The key question they raise is: ‘Can we pinpoint the prevalence rate or devise a meaningful range?’. They attempt to calculate this for studies where attrition figures were available. For example:

‘Kelly et al.’s (2005) prevalence rate estimate was based on the extreme assumption that none of the 2284 cases outside those labelled false under police counting rules were false.
The calculations in this paper show that, even with reasonably modest assumptions about the actual level of false allegations in other categories, the prevalence rate for the study’s sample would easily exceed 10% and could approach 15% — that is, 4 to 6 times higher than the widely quoted figure for the study of 2.5%.’ (p.9 my emphasis).

This is a striking difference. The outer bound calculations for some of the other studies are also worth noting.

Nankivell and Papadimitriou’s sober conclusion is that ‘nothing we have found challenges the view that the majority of sexual assault reports are true: contrary to some historical beliefs around rape, there is no credible evidence that women routinely fabricate sexual assault claims or that a substantial share of reports are false’ (p.16). I particularly applaud their argument that: ‘it is an extreme and unjustifiable assumption to presume that no unproven accusation is false. And it is potentially misleading to promulgate prevalence estimates based on that assumption, as the high-quality studies effectively do, at least without properly communicating that assumption and its ramifications’ (p.17).




I have resisted reporting more of their conclusions and observations, which are indeed food for thought, because it is better for people to go to the report itself as the primary source. Given their track records as experienced quantitative researchers for government departments, this report by Nankivell and Papadimitriou warrants serious attention to its findings and far-reaching observations. While the issues of sexual abuse and false allegations generate much heated debate, these policy researchers bring an empirical approach and unrhetorical tone to the discussion. There is no indication that they have an axe to grind either way, and their even-handed approach in analysing the surveys included sending early drafts of their paper to the authors of the surveys to invite their comments and feedback. While they concur with the claims that the majority of sexual assault reports are true – surely a reasonable assumption and one that still leaves scope for plenty to be untrue  – an  implication of their observations about calculating higher bound estimates is that a more open mind should be kept with regard to the truth or falsity of complaints that do not lead to charges being made, and prosecutions that do not lead to guilty verdicts.

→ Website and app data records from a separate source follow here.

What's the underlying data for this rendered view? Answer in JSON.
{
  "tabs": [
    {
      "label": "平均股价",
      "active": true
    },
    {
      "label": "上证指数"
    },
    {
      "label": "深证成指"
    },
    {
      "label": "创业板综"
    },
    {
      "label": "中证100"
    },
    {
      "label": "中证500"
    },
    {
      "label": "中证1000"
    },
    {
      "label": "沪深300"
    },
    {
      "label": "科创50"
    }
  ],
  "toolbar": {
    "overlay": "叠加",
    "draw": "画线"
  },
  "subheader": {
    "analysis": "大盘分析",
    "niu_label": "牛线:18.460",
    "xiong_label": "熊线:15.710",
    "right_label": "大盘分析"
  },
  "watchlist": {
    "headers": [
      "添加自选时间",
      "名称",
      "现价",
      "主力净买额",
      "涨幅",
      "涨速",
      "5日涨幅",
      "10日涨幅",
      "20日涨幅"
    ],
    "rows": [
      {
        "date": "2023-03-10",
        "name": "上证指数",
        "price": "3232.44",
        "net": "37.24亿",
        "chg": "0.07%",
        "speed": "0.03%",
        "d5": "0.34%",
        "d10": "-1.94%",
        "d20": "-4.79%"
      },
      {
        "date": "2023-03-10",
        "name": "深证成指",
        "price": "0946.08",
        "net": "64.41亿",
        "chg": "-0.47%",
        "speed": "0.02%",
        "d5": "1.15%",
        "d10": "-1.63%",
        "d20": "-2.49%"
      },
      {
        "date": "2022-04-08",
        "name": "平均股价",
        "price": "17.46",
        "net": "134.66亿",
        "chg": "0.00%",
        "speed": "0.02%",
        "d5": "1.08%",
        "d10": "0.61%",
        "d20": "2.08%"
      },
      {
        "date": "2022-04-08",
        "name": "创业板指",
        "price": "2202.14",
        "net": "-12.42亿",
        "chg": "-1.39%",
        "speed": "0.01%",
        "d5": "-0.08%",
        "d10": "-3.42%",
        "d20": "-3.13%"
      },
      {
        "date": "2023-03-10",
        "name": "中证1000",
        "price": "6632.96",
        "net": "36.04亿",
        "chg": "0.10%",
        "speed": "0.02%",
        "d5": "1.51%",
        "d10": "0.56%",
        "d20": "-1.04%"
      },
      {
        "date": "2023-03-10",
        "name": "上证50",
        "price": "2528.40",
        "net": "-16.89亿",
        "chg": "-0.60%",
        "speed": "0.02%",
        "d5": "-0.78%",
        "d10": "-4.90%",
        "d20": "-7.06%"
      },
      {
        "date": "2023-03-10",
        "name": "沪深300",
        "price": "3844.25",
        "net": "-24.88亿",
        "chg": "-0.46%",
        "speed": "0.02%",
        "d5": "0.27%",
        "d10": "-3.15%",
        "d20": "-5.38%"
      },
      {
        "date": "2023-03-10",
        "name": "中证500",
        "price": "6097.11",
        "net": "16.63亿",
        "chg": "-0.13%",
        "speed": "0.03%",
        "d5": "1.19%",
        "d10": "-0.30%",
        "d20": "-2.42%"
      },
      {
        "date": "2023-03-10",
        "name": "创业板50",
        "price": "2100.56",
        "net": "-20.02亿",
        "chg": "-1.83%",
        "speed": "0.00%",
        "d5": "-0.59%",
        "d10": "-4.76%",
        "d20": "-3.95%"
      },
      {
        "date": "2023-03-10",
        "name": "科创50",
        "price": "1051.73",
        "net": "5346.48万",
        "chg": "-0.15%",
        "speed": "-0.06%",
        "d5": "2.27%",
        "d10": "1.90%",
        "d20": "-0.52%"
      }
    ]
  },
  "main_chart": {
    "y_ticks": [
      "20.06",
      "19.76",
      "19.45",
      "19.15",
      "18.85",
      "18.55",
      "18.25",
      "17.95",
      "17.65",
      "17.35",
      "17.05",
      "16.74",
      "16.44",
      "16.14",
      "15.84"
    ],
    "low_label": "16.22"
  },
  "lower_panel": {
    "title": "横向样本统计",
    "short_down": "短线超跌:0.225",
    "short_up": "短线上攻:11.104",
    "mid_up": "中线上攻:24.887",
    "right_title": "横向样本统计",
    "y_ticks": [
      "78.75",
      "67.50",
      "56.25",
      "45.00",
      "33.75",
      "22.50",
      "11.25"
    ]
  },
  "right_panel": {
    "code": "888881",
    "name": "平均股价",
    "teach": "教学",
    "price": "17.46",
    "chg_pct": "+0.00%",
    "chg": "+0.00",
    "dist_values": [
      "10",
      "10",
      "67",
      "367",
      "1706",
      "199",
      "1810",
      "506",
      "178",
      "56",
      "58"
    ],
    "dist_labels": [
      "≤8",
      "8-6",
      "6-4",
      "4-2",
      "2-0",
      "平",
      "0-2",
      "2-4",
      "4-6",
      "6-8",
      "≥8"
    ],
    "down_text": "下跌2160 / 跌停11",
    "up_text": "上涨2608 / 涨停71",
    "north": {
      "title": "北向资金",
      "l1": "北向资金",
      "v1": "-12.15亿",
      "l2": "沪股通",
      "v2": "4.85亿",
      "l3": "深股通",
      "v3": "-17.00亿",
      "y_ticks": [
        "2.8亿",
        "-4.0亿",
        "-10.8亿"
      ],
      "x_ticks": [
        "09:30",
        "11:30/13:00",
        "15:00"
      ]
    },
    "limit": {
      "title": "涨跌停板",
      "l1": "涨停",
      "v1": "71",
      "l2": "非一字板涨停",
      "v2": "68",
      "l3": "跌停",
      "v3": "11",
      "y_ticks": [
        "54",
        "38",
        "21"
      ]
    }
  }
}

In the murky memories of being horribly abused, perhaps decades ago or perhaps when intoxicated after a party that was supposed to be fun, victims of abuse might be put off reporting the offence when they know that they have little proof and might be seen as making a false allegation. It is often argued that the publicity given to false allegations makes it harder for victims to report offences against them in case they are not believed. Others argue that the pendulum has swung too far in favour of complainants and that, especially since the #metoo movement, accusations are now easily made and believed largely regardless of their veracity. In the absence of definitive proof in individual cases, we turn to statistical studies to find out what is more likely based on past and current records. Yet such surveys to investigate false allegations have been few and far between, compared to regularly collected statistics on reported sexual offences. The loose use of the lowest statistics drawn from, mostly dated, studies on prevalence has worked to downgrade and blank out from policy documents the possibility of false (fabricated or mistaken) allegations. Hence the value of this careful, systematic review and the attention it draws to the considerable scope for omissions from survey estimates of the prevalence of such false allegations.

Dr Ros Burnett is a Research Associate of the University of Oxford Centre for Criminology. She is the editor of the book Wrongful Allegations of Sexual and Child Abuse. Oxford University Press, 2016